Researchers from Google and Stanford working at Google’s secretive X Lab connected 16,000 processors (still far short of a human’s estimated 80 billion neurons) and fed the neural network digital images extracted at random from 10 million YouTube videos. The machine was then left alone to learn what it could with no instruction on how to proceed. For three days, the network pored through the images, making connections and finding commonalities between objects. Next, the researchers attempted to see what the computer could identify from a list of 20,000 items.
By learning from the most commonly occurring images the computer was able to achieve an 81.7% accuracy rating in identifying human faces, 76.7% accuracy at identifying human body parts, and 74.8 percent accuracy when identifying cats. The increases represent a 70% jump in accuracy compared to previous studies.
The network constructed a rough image of what a cat would look like by extracting general features as it was exposed to the 10 million images, in much the same way that a human brain uses repeated firing of specific neurons in the visual cortex to train itself to recognize a particular face. What the experiment proved is that it is possible for the computer to learn what something is without it being labeled; the neural network created the concept of both humans and cats without being prompted.
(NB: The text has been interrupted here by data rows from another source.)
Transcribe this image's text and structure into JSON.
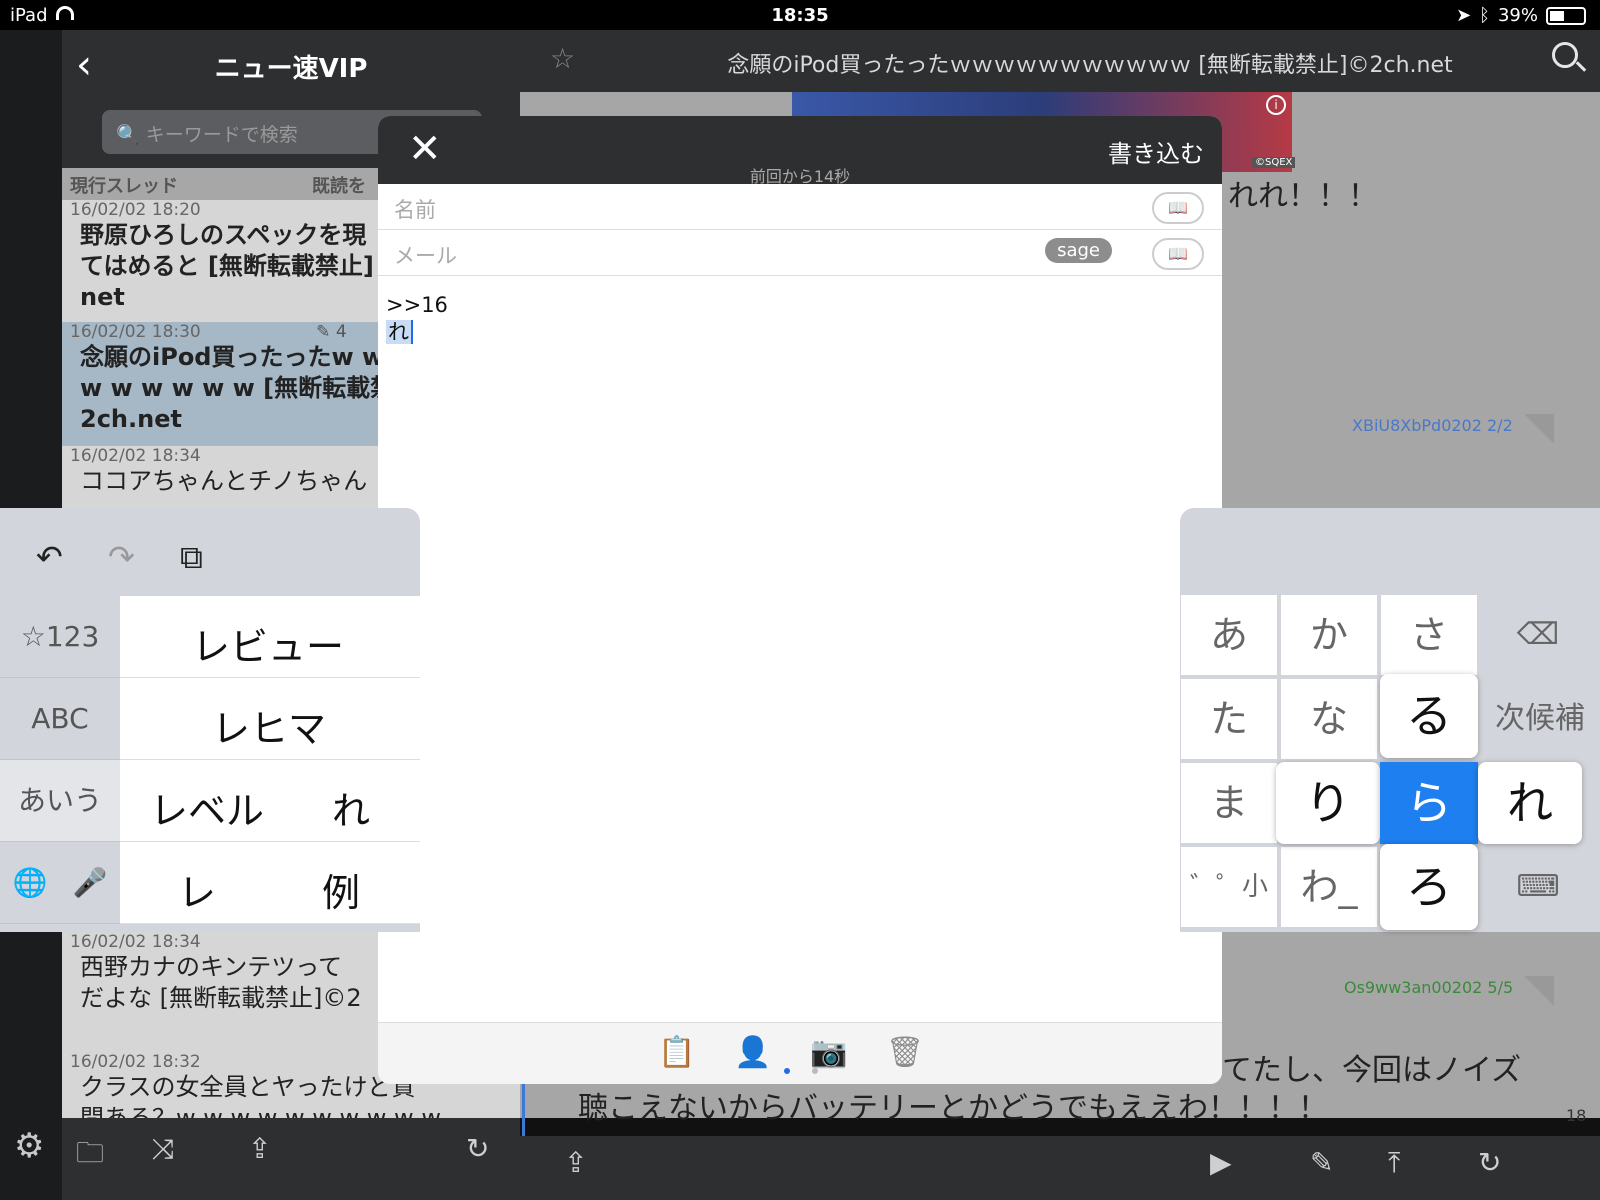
{
  "status": {
    "device": "iPad",
    "time": "18:35",
    "battery": "39%"
  },
  "list": {
    "title": "ニュー速VIP",
    "search_placeholder": "キーワードで検索",
    "section_label": "現行スレッド",
    "section_right": "既読を",
    "threads": [
      {
        "date": "16/02/02 18:20",
        "title": "野原ひろしのスペックを現\nてはめると [無断転載禁止]\nnet"
      },
      {
        "date": "16/02/02 18:30",
        "title": "念願のiPod買ったったw w\nw w w w w w [無断転載禁\n2ch.net",
        "count": "4"
      },
      {
        "date": "16/02/02 18:34",
        "title": "ココアちゃんとチノちゃん"
      },
      {
        "date": "16/02/02 18:34",
        "title": "西野カナのキンテツって\nだよな [無断転載禁止]©2"
      },
      {
        "date": "16/02/02 18:32",
        "title": "クラスの女全員とヤったけど質\n問ある？w w w w w w w w w w"
      }
    ]
  },
  "detail": {
    "title": "念願のiPod買ったったｗｗｗｗｗｗｗｗｗｗｗ [無断転載禁止]©2ch.net",
    "text1": "れれ！！！",
    "id1": "XBiU8XbPd0202 2/2",
    "id2": "Os9ww3an00202 5/5",
    "text2a": "てたし、今回はノイズ",
    "text2b": "聴こえないからバッテリーとかどうでもええわ！！！！",
    "resnum": "18",
    "ad_badge": "i",
    "ad_credit": "©SQEX"
  },
  "compose": {
    "close": "✕",
    "submit": "書き込む",
    "since": "前回から14秒",
    "name_placeholder": "名前",
    "mail_placeholder": "メール",
    "sage": "sage",
    "body_line1": ">>16",
    "body_line2": "れ"
  },
  "candidates": {
    "modes": [
      "☆123",
      "ABC",
      "あいう"
    ],
    "rows": [
      [
        "レビュー"
      ],
      [
        "レヒマ"
      ],
      [
        "レベル",
        "れ"
      ],
      [
        "レ",
        "例"
      ]
    ]
  },
  "keyboard": {
    "row1": [
      "あ",
      "か",
      "さ"
    ],
    "row2": [
      "た",
      "な"
    ],
    "row3": [
      "ま"
    ],
    "row4": [
      "゛゜小",
      "わ_"
    ],
    "next": "次候補",
    "flick": {
      "up": "る",
      "left": "り",
      "center": "ら",
      "right": "れ",
      "down": "ろ"
    }
  },
  "icons": [
    "back-icon",
    "search-icon",
    "star-icon",
    "gear-icon",
    "folder-icon",
    "shuffle-icon",
    "share-icon",
    "reload-icon",
    "play-icon",
    "compose-icon",
    "top-icon",
    "undo-icon",
    "redo-icon",
    "paste-icon",
    "globe-icon",
    "mic-icon",
    "backspace-icon",
    "keyboard-hide-icon",
    "clipboard-icon",
    "user-icon",
    "camera-icon",
    "trash-icon",
    "book-icon"
  ]
}
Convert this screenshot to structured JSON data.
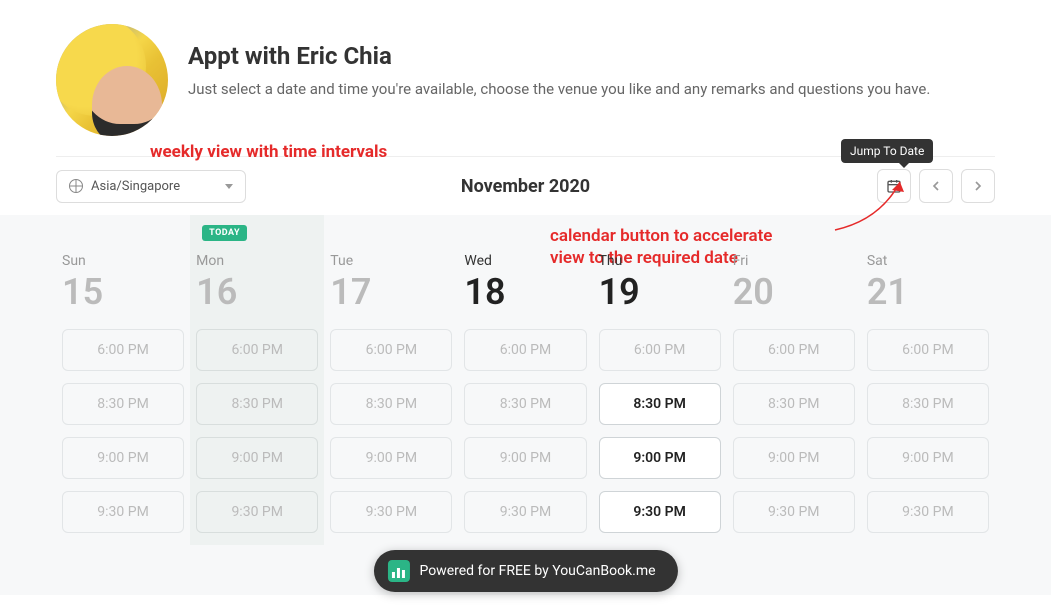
{
  "header": {
    "title": "Appt with Eric Chia",
    "subtitle": "Just select a date and time you're available, choose the venue you like and any remarks and questions you have."
  },
  "annotations": {
    "weekly_view": "weekly view with time intervals",
    "calendar_button_line1": "calendar button to accelerate",
    "calendar_button_line2": "view to the required date"
  },
  "toolbar": {
    "timezone": "Asia/Singapore",
    "month_label": "November 2020",
    "jump_tooltip": "Jump To Date"
  },
  "week": {
    "today_badge": "TODAY",
    "days": [
      {
        "dow": "Sun",
        "num": "15",
        "active": false,
        "today": false,
        "slots": [
          {
            "t": "6:00 PM",
            "a": false
          },
          {
            "t": "8:30 PM",
            "a": false
          },
          {
            "t": "9:00 PM",
            "a": false
          },
          {
            "t": "9:30 PM",
            "a": false
          }
        ]
      },
      {
        "dow": "Mon",
        "num": "16",
        "active": false,
        "today": true,
        "slots": [
          {
            "t": "6:00 PM",
            "a": false
          },
          {
            "t": "8:30 PM",
            "a": false
          },
          {
            "t": "9:00 PM",
            "a": false
          },
          {
            "t": "9:30 PM",
            "a": false
          }
        ]
      },
      {
        "dow": "Tue",
        "num": "17",
        "active": false,
        "today": false,
        "slots": [
          {
            "t": "6:00 PM",
            "a": false
          },
          {
            "t": "8:30 PM",
            "a": false
          },
          {
            "t": "9:00 PM",
            "a": false
          },
          {
            "t": "9:30 PM",
            "a": false
          }
        ]
      },
      {
        "dow": "Wed",
        "num": "18",
        "active": true,
        "today": false,
        "slots": [
          {
            "t": "6:00 PM",
            "a": false
          },
          {
            "t": "8:30 PM",
            "a": false
          },
          {
            "t": "9:00 PM",
            "a": false
          },
          {
            "t": "9:30 PM",
            "a": false
          }
        ]
      },
      {
        "dow": "Thu",
        "num": "19",
        "active": true,
        "today": false,
        "slots": [
          {
            "t": "6:00 PM",
            "a": false
          },
          {
            "t": "8:30 PM",
            "a": true
          },
          {
            "t": "9:00 PM",
            "a": true
          },
          {
            "t": "9:30 PM",
            "a": true
          }
        ]
      },
      {
        "dow": "Fri",
        "num": "20",
        "active": false,
        "today": false,
        "slots": [
          {
            "t": "6:00 PM",
            "a": false
          },
          {
            "t": "8:30 PM",
            "a": false
          },
          {
            "t": "9:00 PM",
            "a": false
          },
          {
            "t": "9:30 PM",
            "a": false
          }
        ]
      },
      {
        "dow": "Sat",
        "num": "21",
        "active": false,
        "today": false,
        "slots": [
          {
            "t": "6:00 PM",
            "a": false
          },
          {
            "t": "8:30 PM",
            "a": false
          },
          {
            "t": "9:00 PM",
            "a": false
          },
          {
            "t": "9:30 PM",
            "a": false
          }
        ]
      }
    ]
  },
  "footer": {
    "text": "Powered for FREE by YouCanBook.me"
  }
}
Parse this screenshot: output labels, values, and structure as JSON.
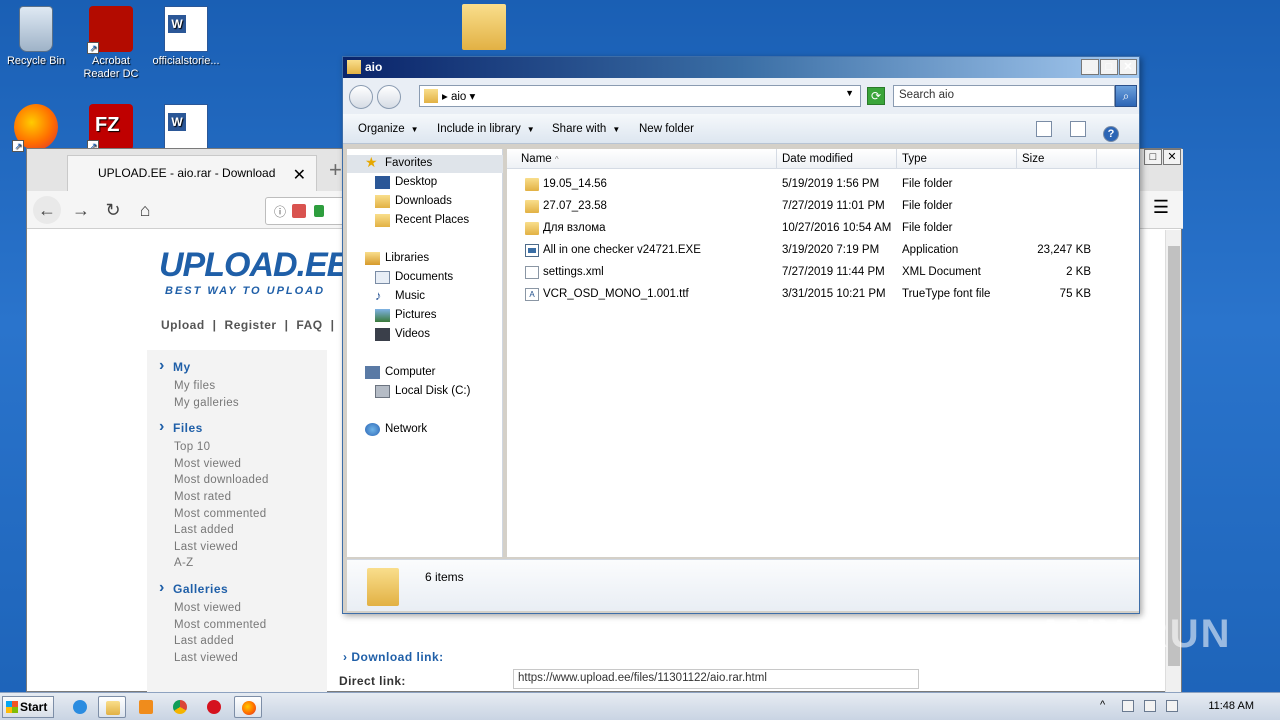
{
  "desktop": {
    "icons": [
      {
        "label": "Recycle Bin"
      },
      {
        "label": "Acrobat Reader DC"
      },
      {
        "label": "officialstorie..."
      }
    ]
  },
  "browser": {
    "tab_title": "UPLOAD.EE - aio.rar - Download",
    "tab_close": "✕",
    "new_tab": "+",
    "site": {
      "logo": "UPLOAD.EE",
      "tagline": "BEST WAY TO UPLOAD",
      "topnav": [
        "Upload",
        "|",
        "Register",
        "|",
        "FAQ",
        "|"
      ],
      "menu": {
        "my": {
          "heading": "My",
          "items": [
            "My files",
            "My galleries"
          ]
        },
        "files": {
          "heading": "Files",
          "items": [
            "Top 10",
            "Most viewed",
            "Most downloaded",
            "Most rated",
            "Most commented",
            "Last added",
            "Last viewed",
            "A-Z"
          ]
        },
        "galleries": {
          "heading": "Galleries",
          "items": [
            "Most viewed",
            "Most commented",
            "Last added",
            "Last viewed"
          ]
        }
      },
      "download_heading": "Download link:",
      "direct_label": "Direct link:",
      "direct_url": "https://www.upload.ee/files/11301122/aio.rar.html"
    }
  },
  "explorer": {
    "title": "aio",
    "address": "aio",
    "search_placeholder": "Search aio",
    "toolbar": {
      "organize": "Organize",
      "include": "Include in library",
      "share": "Share with",
      "new_folder": "New folder"
    },
    "nav": {
      "favorites": "Favorites",
      "desktop": "Desktop",
      "downloads": "Downloads",
      "recent": "Recent Places",
      "libraries": "Libraries",
      "documents": "Documents",
      "music": "Music",
      "pictures": "Pictures",
      "videos": "Videos",
      "computer": "Computer",
      "local_disk": "Local Disk (C:)",
      "network": "Network"
    },
    "columns": {
      "name": "Name",
      "date": "Date modified",
      "type": "Type",
      "size": "Size"
    },
    "files": [
      {
        "name": "19.05_14.56",
        "date": "5/19/2019 1:56 PM",
        "type": "File folder",
        "size": "",
        "icon": "folder"
      },
      {
        "name": "27.07_23.58",
        "date": "7/27/2019 11:01 PM",
        "type": "File folder",
        "size": "",
        "icon": "folder"
      },
      {
        "name": "Для взлома",
        "date": "10/27/2016 10:54 AM",
        "type": "File folder",
        "size": "",
        "icon": "folder"
      },
      {
        "name": "All in one checker v24721.EXE",
        "date": "3/19/2020 7:19 PM",
        "type": "Application",
        "size": "23,247 KB",
        "icon": "app"
      },
      {
        "name": "settings.xml",
        "date": "7/27/2019 11:44 PM",
        "type": "XML Document",
        "size": "2 KB",
        "icon": "xml"
      },
      {
        "name": "VCR_OSD_MONO_1.001.ttf",
        "date": "3/31/2015 10:21 PM",
        "type": "TrueType font file",
        "size": "75 KB",
        "icon": "ttf"
      }
    ],
    "item_count": "6 items"
  },
  "taskbar": {
    "start_label": "Start",
    "clock": "11:48 AM"
  },
  "watermark": "ANY RUN"
}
Machine learning lies in the use of algorithms to allow computers to evolve behavior based on data by recognizing complex problems and making intelligent, data-based decisions. The problem is that when faced with complex problems with large data sets, it is next to impossible for all possible variables to be covered, so the system must generalize from the data it has. In the case of the cats, Google’s neural network was able to generalize what humans and cats look like with relatively high accuracy.
The potential applications of this kind of neural network are broad. Speech and facial recognition, as well as translation software would benefit from machine learning that only requires vast amounts of data with no hints or guidance from human operators. The current Big Data movement is providing huge quantities of data, and it is encouraging to know that there may be actual applications for it.
Reflecting the confidence that Google has in the project, the company is moving the neural network research out of X Lab and into its division charged with search and related services. Expect to see larger neural networks with even higher accuracy rates constructed in the near future. Hopefully we can move on to using them for something more important… perhaps even recognizing dogs?
Cody Burke is a senior analyst at Basex. He can be reached at email@example.com